## What the task asks
Report each line of the records below that holds the word "content".
══════════════════════════════
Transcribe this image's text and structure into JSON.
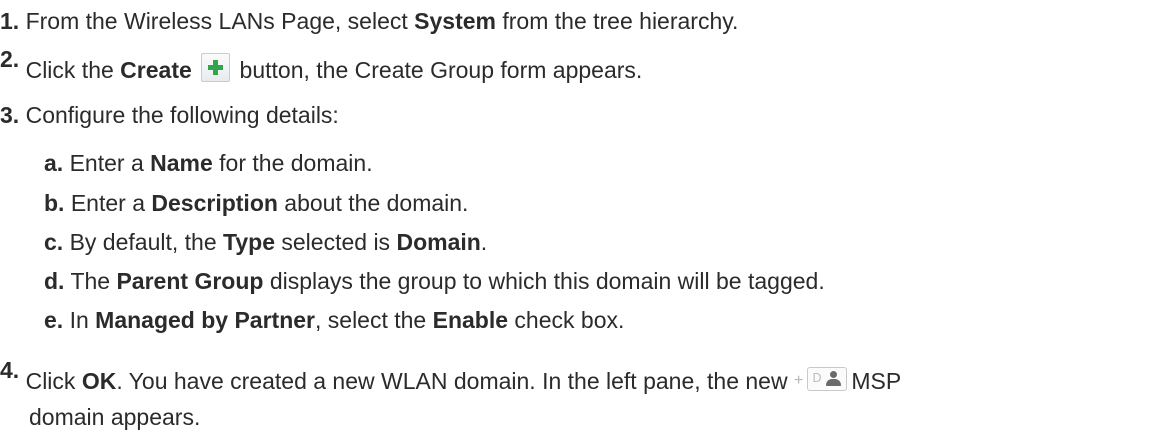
{
  "steps": [
    {
      "num": "1.",
      "parts": [
        "From the Wireless LANs Page, select ",
        "System",
        " from the tree hierarchy."
      ]
    },
    {
      "num": "2.",
      "parts": [
        "Click the ",
        "Create",
        " button, the Create Group form appears."
      ]
    },
    {
      "num": "3.",
      "parts": [
        "Configure the following details:"
      ]
    },
    {
      "num": "4.",
      "parts": [
        "Click ",
        "OK",
        ". You have created a new WLAN domain. In the left pane, the new ",
        "MSP",
        "domain appears."
      ]
    }
  ],
  "substeps": [
    {
      "letter": "a.",
      "parts": [
        "Enter a ",
        "Name",
        " for the domain."
      ]
    },
    {
      "letter": "b.",
      "parts": [
        "Enter a ",
        "Description",
        " about the domain."
      ]
    },
    {
      "letter": "c.",
      "parts": [
        "By default, the ",
        "Type",
        " selected is ",
        "Domain",
        "."
      ]
    },
    {
      "letter": "d.",
      "parts": [
        "The ",
        "Parent Group",
        " displays the group to which this domain will be tagged."
      ]
    },
    {
      "letter": "e.",
      "parts": [
        "In ",
        "Managed by Partner",
        ", select the ",
        "Enable",
        " check box."
      ]
    }
  ],
  "icons": {
    "create": "create-plus-icon",
    "msp_plus": "+",
    "msp_domain": "msp-domain-icon",
    "msp_letter": "D"
  },
  "colors": {
    "create_plus": "#2fa64b",
    "text": "#2b2b2b"
  }
}
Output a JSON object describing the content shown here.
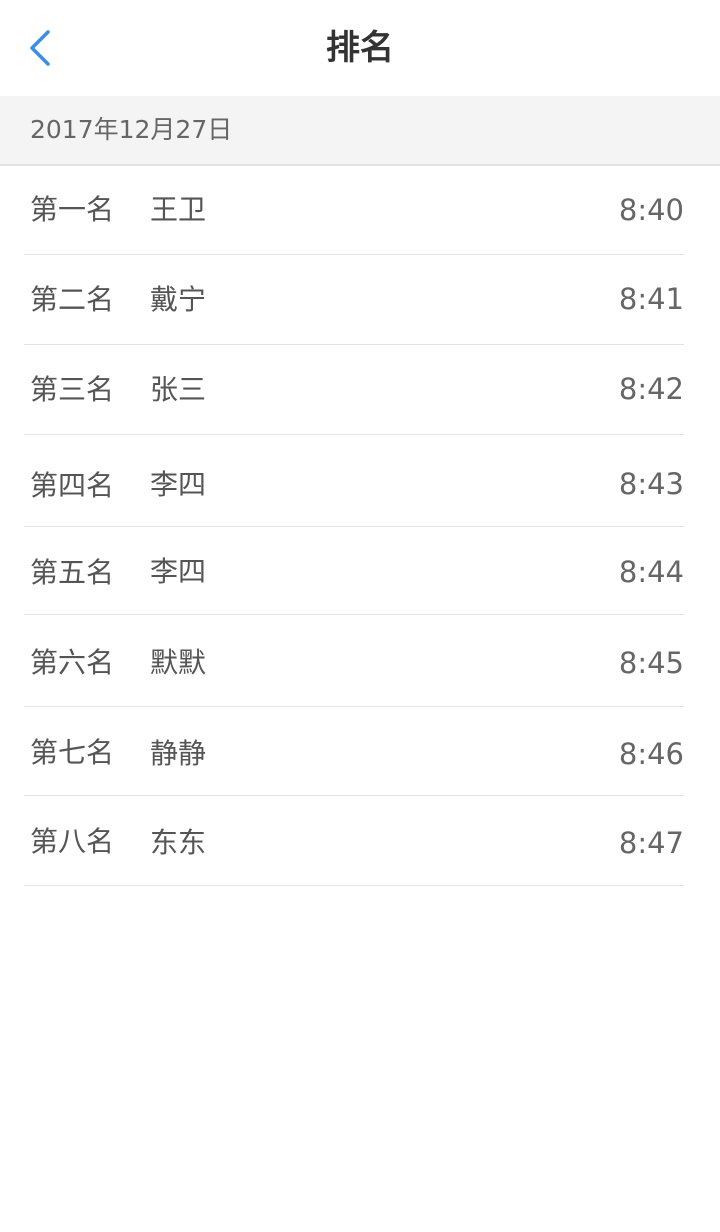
{
  "header": {
    "title": "排名",
    "back_icon": "chevron-left-icon",
    "accent_color": "#3b8ee6"
  },
  "date": "2017年12月27日",
  "rankings": [
    {
      "rank": "第一名",
      "name": "王卫",
      "time": "8:40"
    },
    {
      "rank": "第二名",
      "name": "戴宁",
      "time": "8:41"
    },
    {
      "rank": "第三名",
      "name": "张三",
      "time": "8:42"
    },
    {
      "rank": "第四名",
      "name": "李四",
      "time": "8:43"
    },
    {
      "rank": "第五名",
      "name": "李四",
      "time": "8:44"
    },
    {
      "rank": "第六名",
      "name": "默默",
      "time": "8:45"
    },
    {
      "rank": "第七名",
      "name": "静静",
      "time": "8:46"
    },
    {
      "rank": "第八名",
      "name": "东东",
      "time": "8:47"
    }
  ]
}
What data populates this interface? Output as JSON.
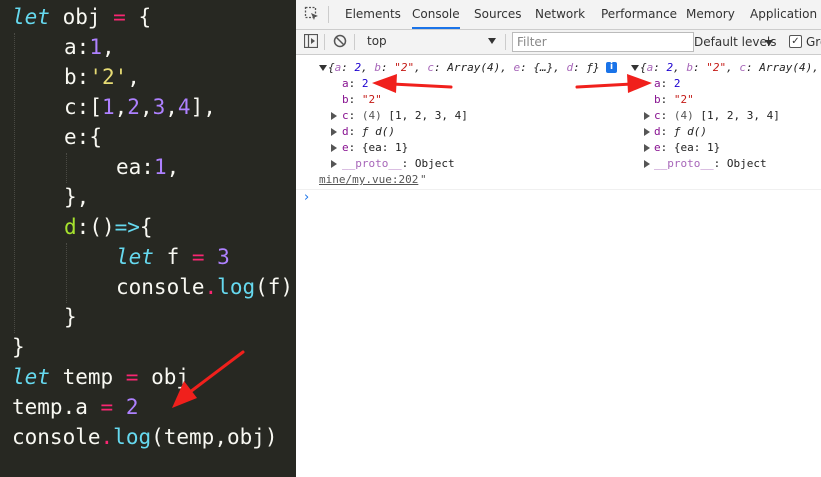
{
  "editor": {
    "l1": {
      "kw": "let",
      "name": " obj ",
      "eq": "=",
      "brace": " {"
    },
    "l2": {
      "key": "a",
      "colon": ":",
      "val": "1",
      "comma": ","
    },
    "l3": {
      "key": "b",
      "colon": ":",
      "val": "'2'",
      "comma": ","
    },
    "l4": {
      "key": "c",
      "colon": ":",
      "open": "[",
      "n1": "1",
      "c1": ",",
      "n2": "2",
      "c2": ",",
      "n3": "3",
      "c3": ",",
      "n4": "4",
      "close": "]",
      "comma": ","
    },
    "l5": {
      "key": "e",
      "colon": ":",
      "brace": "{"
    },
    "l6": {
      "key": "ea",
      "colon": ":",
      "val": "1",
      "comma": ","
    },
    "l7": {
      "text": "},"
    },
    "l8": {
      "key": "d",
      "colon": ":",
      "paren": "()",
      "arrow": "=>",
      "brace": "{"
    },
    "l9": {
      "kw": "let",
      "name": " f ",
      "eq": "=",
      "val": " 3"
    },
    "l10": {
      "obj": "console",
      "dot": ".",
      "meth": "log",
      "args": "(f)"
    },
    "l11": {
      "text": "}"
    },
    "l12": {
      "text": "}"
    },
    "l13": {
      "kw": "let",
      "name": " temp ",
      "eq": "=",
      "rest": " obj"
    },
    "l14": {
      "obj": "temp.a ",
      "eq": "=",
      "val": " 2"
    },
    "l15": {
      "obj": "console",
      "dot": ".",
      "meth": "log",
      "args": "(temp,obj)"
    }
  },
  "devtools": {
    "tabs": [
      "Elements",
      "Console",
      "Sources",
      "Network",
      "Performance",
      "Memory",
      "Application"
    ],
    "active_tab": "Console",
    "context": "top",
    "filter_placeholder": "Filter",
    "levels_label": "Default levels",
    "group_label": "Gro",
    "group_checked_mark": "✓"
  },
  "console": {
    "left": {
      "summary": {
        "o": "{",
        "a_k": "a",
        "a_sep": ": ",
        "a_v": "2",
        "s1": ", ",
        "b_k": "b",
        "b_sep": ": ",
        "b_v": "\"2\"",
        "s2": ", ",
        "c_k": "c",
        "c_sep": ": ",
        "c_v": "Array(4)",
        "s3": ", ",
        "e_k": "e",
        "e_sep": ": ",
        "e_v": "{…}",
        "s4": ", ",
        "d_k": "d",
        "d_sep": ": ",
        "d_v": "ƒ",
        "close": "}"
      },
      "info": "i",
      "a": {
        "k": "a",
        "sep": ": ",
        "v": "2"
      },
      "b": {
        "k": "b",
        "sep": ": ",
        "v": "\"2\""
      },
      "c": {
        "k": "c",
        "sep": ": ",
        "pre": "(4) ",
        "v": "[1, 2, 3, 4]"
      },
      "d": {
        "k": "d",
        "sep": ": ",
        "v": "ƒ d()"
      },
      "e": {
        "k": "e",
        "sep": ": ",
        "v": "{ea: 1}"
      },
      "proto": {
        "k": "__proto__",
        "sep": ": ",
        "v": "Object"
      }
    },
    "right": {
      "summary": {
        "o": "{",
        "a_k": "a",
        "a_sep": ": ",
        "a_v": "2",
        "s1": ", ",
        "b_k": "b",
        "b_sep": ": ",
        "b_v": "\"2\"",
        "s2": ", ",
        "c_k": "c",
        "c_sep": ": ",
        "c_v": "Array(4),"
      },
      "a": {
        "k": "a",
        "sep": ": ",
        "v": "2"
      },
      "b": {
        "k": "b",
        "sep": ": ",
        "v": "\"2\""
      },
      "c": {
        "k": "c",
        "sep": ": ",
        "pre": "(4) ",
        "v": "[1, 2, 3, 4]"
      },
      "d": {
        "k": "d",
        "sep": ": ",
        "v": "ƒ d()"
      },
      "e": {
        "k": "e",
        "sep": ": ",
        "v": "{ea: 1}"
      },
      "proto": {
        "k": "__proto__",
        "sep": ": ",
        "v": "Object"
      }
    },
    "source": "mine/my.vue:202",
    "source_tail": "\"",
    "prompt": "›"
  },
  "colors": {
    "editor_bg": "#272822",
    "arrow_red": "#f0201c",
    "accent": "#1a73e8"
  }
}
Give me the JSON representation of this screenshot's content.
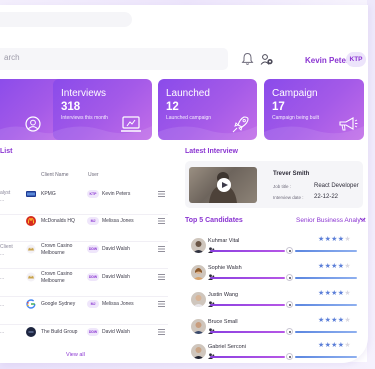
{
  "header": {
    "search_placeholder": "arch",
    "user_name": "Kevin Peters",
    "user_initials": "KTP"
  },
  "stats": [
    {
      "title": "Interviews",
      "value": "318",
      "subtitle": "Interviews this month",
      "icon": "monitor-icon"
    },
    {
      "title": "Launched",
      "value": "12",
      "subtitle": "Launched campaign",
      "icon": "rocket-icon"
    },
    {
      "title": "Campaign",
      "value": "17",
      "subtitle": "Campaign being built",
      "icon": "megaphone-icon"
    }
  ],
  "client_list": {
    "title": "List",
    "headers": {
      "client": "Client Name",
      "user": "User"
    },
    "rows": [
      {
        "left_fragment": "alyst\n...",
        "client": "KPMG",
        "initials": "KTP",
        "user": "Kevin Peters"
      },
      {
        "left_fragment": "",
        "client": "McDonalds HQ",
        "initials": "MJ",
        "user": "Melissa Jones"
      },
      {
        "left_fragment": "Client\n...",
        "client": "Crown Casino\nMelbourne",
        "initials": "DDW",
        "user": "David Walsh"
      },
      {
        "left_fragment": "...",
        "client": "Crown Casino\nMelbourne",
        "initials": "DDW",
        "user": "David Walsh"
      },
      {
        "left_fragment": "...",
        "client": "Google Sydney",
        "initials": "MJ",
        "user": "Melissa Jones"
      },
      {
        "left_fragment": "...",
        "client": "The Build Group",
        "initials": "DDW",
        "user": "David Walsh"
      }
    ],
    "view_all": "View all"
  },
  "latest_interview": {
    "title": "Latest Interview",
    "name": "Trever Smith",
    "job_title_label": "Job title :",
    "job_title": "React Developer",
    "date_label": "Interview date :",
    "date": "22-12-22"
  },
  "candidates": {
    "title": "Top 5 Candidates",
    "filter": "Senior Business Analyst",
    "items": [
      {
        "name": "Kuhmar Vital",
        "rating": 4
      },
      {
        "name": "Sophie Walsh",
        "rating": 4
      },
      {
        "name": "Justin Wang",
        "rating": 4
      },
      {
        "name": "Bruce Small",
        "rating": 4
      },
      {
        "name": "Gabriel Serconi",
        "rating": 4
      }
    ]
  },
  "colors": {
    "accent": "#8a34d1",
    "card_gradient_start": "#8a4bea",
    "card_gradient_end": "#c26ee8",
    "star": "#5c7fd8"
  }
}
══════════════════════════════
## Result below
Output a JSON object describing the content shown here.
Give me the JSON representation of this screenshot's content.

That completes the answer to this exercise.